| DIRECTIONS FOR THIS TASK |
In this material, which lines include the string "External"? Show them.

| EXTRACTED DATA |
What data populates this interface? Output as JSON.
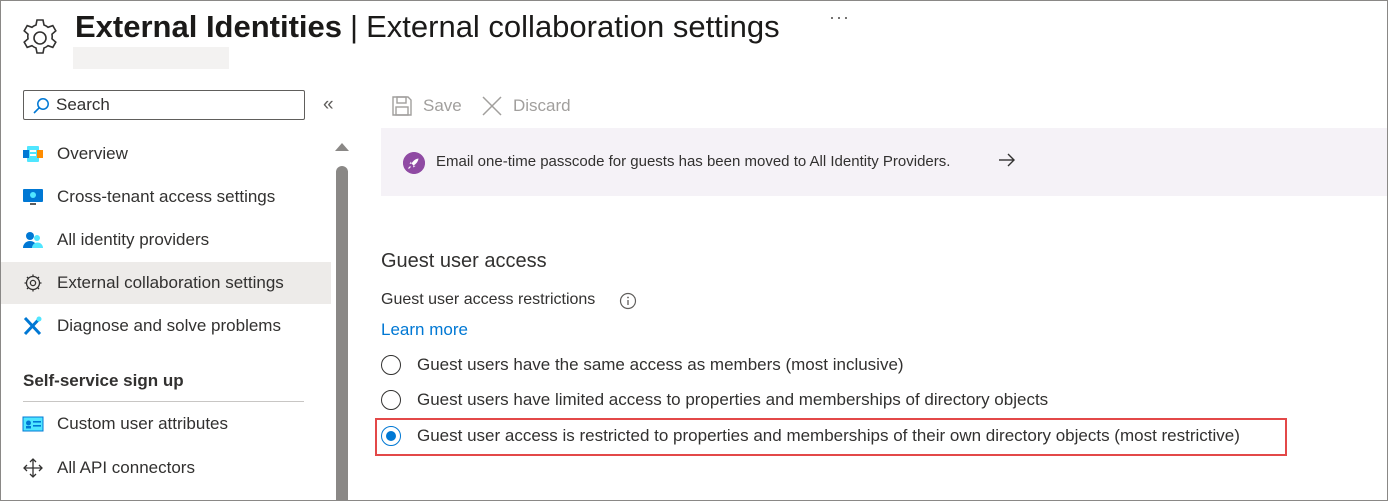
{
  "header": {
    "title_bold": "External Identities",
    "separator": "|",
    "title_rest": "External collaboration settings",
    "more_label": "···",
    "icon": "gear-icon"
  },
  "sidebar": {
    "search_placeholder": "Search",
    "collapse_label": "«",
    "items": [
      {
        "label": "Overview",
        "icon": "overview-icon"
      },
      {
        "label": "Cross-tenant access settings",
        "icon": "monitor-icon"
      },
      {
        "label": "All identity providers",
        "icon": "users-icon"
      },
      {
        "label": "External collaboration settings",
        "icon": "gear-icon",
        "selected": true
      },
      {
        "label": "Diagnose and solve problems",
        "icon": "wrench-icon"
      }
    ],
    "section_title": "Self-service sign up",
    "section_items": [
      {
        "label": "Custom user attributes",
        "icon": "id-card-icon"
      },
      {
        "label": "All API connectors",
        "icon": "move-arrows-icon"
      }
    ]
  },
  "toolbar": {
    "save_label": "Save",
    "discard_label": "Discard"
  },
  "banner": {
    "text": "Email one-time passcode for guests has been moved to All Identity Providers.",
    "icon": "rocket-icon",
    "bg_color": "#f5f2f7"
  },
  "guest_access": {
    "heading": "Guest user access",
    "restrictions_label": "Guest user access restrictions",
    "learn_more": "Learn more",
    "options": [
      {
        "label": "Guest users have the same access as members (most inclusive)",
        "checked": false
      },
      {
        "label": "Guest users have limited access to properties and memberships of directory objects",
        "checked": false
      },
      {
        "label": "Guest user access is restricted to properties and memberships of their own directory objects (most restrictive)",
        "checked": true
      }
    ]
  },
  "colors": {
    "accent": "#0078d4",
    "highlight_border": "#e34848",
    "selected_nav": "#edebe9"
  }
}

| WRITTEN RESPONSE |
    "title_bold": "External Identities",
    "title_rest": "External collaboration settings",
        "label": "External collaboration settings",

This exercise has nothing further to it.